A female on heat will bleed for several days and drop blood anywhere she walks and sits.
This will stain furniture, bedding and floorings.
You may have to invest in nappies for your dog.
Many bitches will show behaviour changes with the surge of hormones such as restlessness, humping/mounting behaviour, aggression, and excessive vocalisation.
It can be very difficult to control your bitch and other dogs when your bitch is in heat.
In fact, it is recommended that you don’t go out in public with a bitch who is in heat.
Adequately confining a bitch on heat can be extremely difficult.
Entire males can smell a bitch on heat from a long way off and will go to great lengths to get to them.
Your backyard or a kennel is not adequate protection against males!
Surgical removal of the ovaries and uterus in a female reduces the risk of pyometra.
Pyometra is a life-threatening infection of the uterus.
Studies have shown that up to 25% of entire female dogs will develop a pyometra in their lifetime.
Treatment is often an emergency spay, usually after hours and when the bitch is extremely sick.
We can’t stress enough that this is life-threatening.
Pyometra is a potentially fatal condition and many dogs have died from this.
Many intact female dogs develop ‘false pregnancies’ about 40 odd days after a heat cycle.
While these false pregnancies aren’t an issue in themselves, the condition can predispose to the development of mastitis – an infection of the mammary glands.
Mastitis can be a serious and painful condition.
Pregnancy is risky.
While many dogs have no issues, when there are complications, these can be catastrophic and result in the loss of your bitch and the puppies.
- delivery problems that may require an emergency caesarian
- metabolic problems such as milk fever hypocalcaemia
- nutrition issues resulting in deformed puppies
In male dogs, desexing significantly reduces the risk of prostatic diseases such as an enlarged prostate, prostatic cysts and prostatitis.
It does not reduce the risk of prostate cancer, which is quite rare and holds a poor prognosis post-diagnosis.
In male dogs, desexing reduces the risk of testicular cancer.
Testicular cancer does have a reasonably high treatment success rate in most cases however castration is usually necessary.
One MYTH is that desexing will increase body weight.
While sex hormones can alter the deposition of fat, your dog’s body weight is something you have full control over via their food intake and exercise levels.
Please don’t use desexing as an excuse for a fat dog.

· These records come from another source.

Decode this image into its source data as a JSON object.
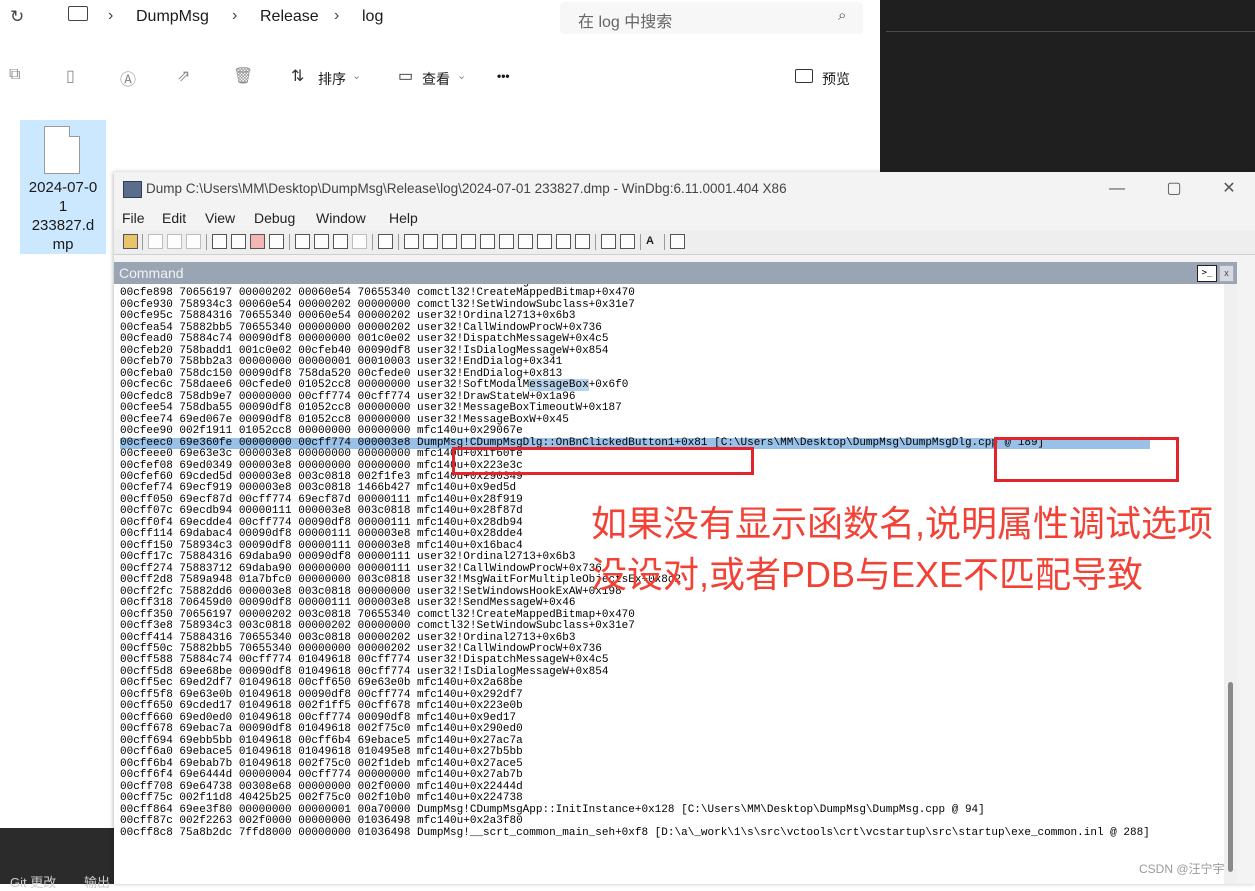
{
  "explorer": {
    "breadcrumb": [
      "DumpMsg",
      "Release",
      "log"
    ],
    "search_placeholder": "在 log 中搜索",
    "sort_label": "排序",
    "view_label": "查看",
    "more_label": "•••",
    "preview_label": "预览",
    "file_name": "2024-07-0\n1\n233827.d\nmp",
    "bottom_left": [
      "Git 更改",
      "输出"
    ]
  },
  "window": {
    "title": "Dump C:\\Users\\MM\\Desktop\\DumpMsg\\Release\\log\\2024-07-01 233827.dmp - WinDbg:6.11.0001.404 X86",
    "menu": [
      "File",
      "Edit",
      "View",
      "Debug",
      "Window",
      "Help"
    ],
    "toolbar_text": [
      "A"
    ]
  },
  "command": {
    "title": "Command",
    "prompt_icon": ">_",
    "close_icon": "x",
    "lines": [
      "00cfe860 706459d0 001c0e02 00000111 00000002 user32!SendMessageW+0x46",
      "00cfe898 70656197 00000202 00060e54 70655340 comctl32!CreateMappedBitmap+0x470",
      "00cfe930 758934c3 00060e54 00000202 00000000 comctl32!SetWindowSubclass+0x31e7",
      "00cfe95c 75884316 70655340 00060e54 00000202 user32!Ordinal2713+0x6b3",
      "00cfea54 75882bb5 70655340 00000000 00000202 user32!CallWindowProcW+0x736",
      "00cfead0 75884c74 00090df8 00000000 001c0e02 user32!DispatchMessageW+0x4c5",
      "00cfeb20 758badd1 001c0e02 00cfeb40 00090df8 user32!IsDialogMessageW+0x854",
      "00cfeb70 758bb2a3 00000000 00000001 00010003 user32!EndDialog+0x341",
      "00cfeba0 758dc150 00090df8 758da520 00cfede0 user32!EndDialog+0x813",
      "00cfec6c 758daee6 00cfede0 01052cc8 00000000 user32!SoftModalMessageBox+0x6f0",
      "00cfedc8 758db9e7 00000000 00cff774 00cff774 user32!DrawStateW+0x1a96",
      "00cfee54 758dba55 00090df8 01052cc8 00000000 user32!MessageBoxTimeoutW+0x187",
      "00cfee74 69ed067e 00090df8 01052cc8 00000000 user32!MessageBoxW+0x45",
      "00cfee90 002f1911 01052cc8 00000000 00000000 mfc140u+0x29067e",
      "00cfeec0 69e360fe 00000000 00cff774 000003e8 DumpMsg!CDumpMsgDlg::OnBnClickedButton1+0x81 [C:\\Users\\MM\\Desktop\\DumpMsg\\DumpMsgDlg.cpp @ 189]",
      "00cfeee0 69e63e3c 000003e8 00000000 00000000 mfc140u+0x1f60fe",
      "00cfef08 69ed0349 000003e8 00000000 00000000 mfc140u+0x223e3c",
      "00cfef60 69cded5d 000003e8 003c0818 002f1fe3 mfc140u+0x290349",
      "00cfef74 69ecf919 000003e8 003c0818 1466b427 mfc140u+0x9ed5d",
      "00cff050 69ecf87d 00cff774 69ecf87d 00000111 mfc140u+0x28f919",
      "00cff07c 69ecdb94 00000111 000003e8 003c0818 mfc140u+0x28f87d",
      "00cff0f4 69ecdde4 00cff774 00090df8 00000111 mfc140u+0x28db94",
      "00cff114 69dabac4 00090df8 00000111 000003e8 mfc140u+0x28dde4",
      "00cff150 758934c3 00090df8 00000111 000003e8 mfc140u+0x16bac4",
      "00cff17c 75884316 69daba90 00090df8 00000111 user32!Ordinal2713+0x6b3",
      "00cff274 75883712 69daba90 00000000 00000111 user32!CallWindowProcW+0x736",
      "00cff2d8 7589a948 01a7bfc0 00000000 003c0818 user32!MsgWaitForMultipleObjectsEx+0x8d2",
      "00cff2fc 75882dd6 000003e8 003c0818 00000000 user32!SetWindowsHookExAW+0x198",
      "00cff318 706459d0 00090df8 00000111 000003e8 user32!SendMessageW+0x46",
      "00cff350 70656197 00000202 003c0818 70655340 comctl32!CreateMappedBitmap+0x470",
      "00cff3e8 758934c3 003c0818 00000202 00000000 comctl32!SetWindowSubclass+0x31e7",
      "00cff414 75884316 70655340 003c0818 00000202 user32!Ordinal2713+0x6b3",
      "00cff50c 75882bb5 70655340 00000000 00000202 user32!CallWindowProcW+0x736",
      "00cff588 75884c74 00cff774 01049618 00cff774 user32!DispatchMessageW+0x4c5",
      "00cff5d8 69ee68be 00090df8 01049618 00cff774 user32!IsDialogMessageW+0x854",
      "00cff5ec 69ed2df7 01049618 00cff650 69e63e0b mfc140u+0x2a68be",
      "00cff5f8 69e63e0b 01049618 00090df8 00cff774 mfc140u+0x292df7",
      "00cff650 69cded17 01049618 002f1ff5 00cff678 mfc140u+0x223e0b",
      "00cff660 69ed0ed0 01049618 00cff774 00090df8 mfc140u+0x9ed17",
      "00cff678 69ebac7a 00090df8 01049618 002f75c0 mfc140u+0x290ed0",
      "00cff694 69ebb5bb 01049618 00cff6b4 69ebace5 mfc140u+0x27ac7a",
      "00cff6a0 69ebace5 01049618 01049618 010495e8 mfc140u+0x27b5bb",
      "00cff6b4 69ebab7b 01049618 002f75c0 002f1deb mfc140u+0x27ace5",
      "00cff6f4 69e6444d 00000004 00cff774 00000000 mfc140u+0x27ab7b",
      "00cff708 69e64738 00308e68 00000000 002f0000 mfc140u+0x22444d",
      "00cff75c 002f11d8 40425b25 002f75c0 002f10b0 mfc140u+0x224738",
      "00cff864 69ee3f80 00000000 00000001 00a70000 DumpMsg!CDumpMsgApp::InitInstance+0x128 [C:\\Users\\MM\\Desktop\\DumpMsg\\DumpMsg.cpp @ 94]",
      "00cff87c 002f2263 002f0000 00000000 01036498 mfc140u+0x2a3f80",
      "00cff8c8 75a8b2dc 7ffd8000 00000000 01036498 DumpMsg!__scrt_common_main_seh+0xf8 [D:\\a\\_work\\1\\s\\src\\vctools\\crt\\vcstartup\\src\\startup\\exe_common.inl @ 288]"
    ]
  },
  "annotation": {
    "line1": "如果没有显示函数名,说明属性调试选项",
    "line2": "没设对,或者PDB与EXE不匹配导致"
  },
  "watermark": "CSDN @汪宁宇",
  "colors": {
    "annotation_red": "#f24236",
    "box_red": "#e3242b",
    "selection_blue": "#99c1e8",
    "command_header": "#9aa5b4"
  }
}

You made a good point when you said that it is extremely hard work and expensive to produce a litter of pups. With this in mind, my husband and I will surely consider having our dogs undergo the desexing process. As of the moment, we have 4 dogs, and we don’t think that we can still care for new ones not only due to financial reasons but also due to the fact that we will not be able to give them enough care and attention due to our busy work schedule. Thanks for sharing this.
It caught my attention when you pointed out that early desexing could help female dogs to be protected from mammary neoplasia which is high-risk cancer for female dogs. This is something that I will share with my brother so he could consider having his 1-year-old Labrador serviced by a professional. He said that he does not want his dog to end up dying due to diseases that could be prevented early on.
Yes early spaying is protective against mammary cancer, however we do need to weigh the pros and cons against other potential diseases or conditions that may result from delaying spaying. Take a look at our article on Timing Of Desexing to see what is recommended for female labradors: https://www.yourvetonline.com/best-age-to-spay-or-neuter-a-dog/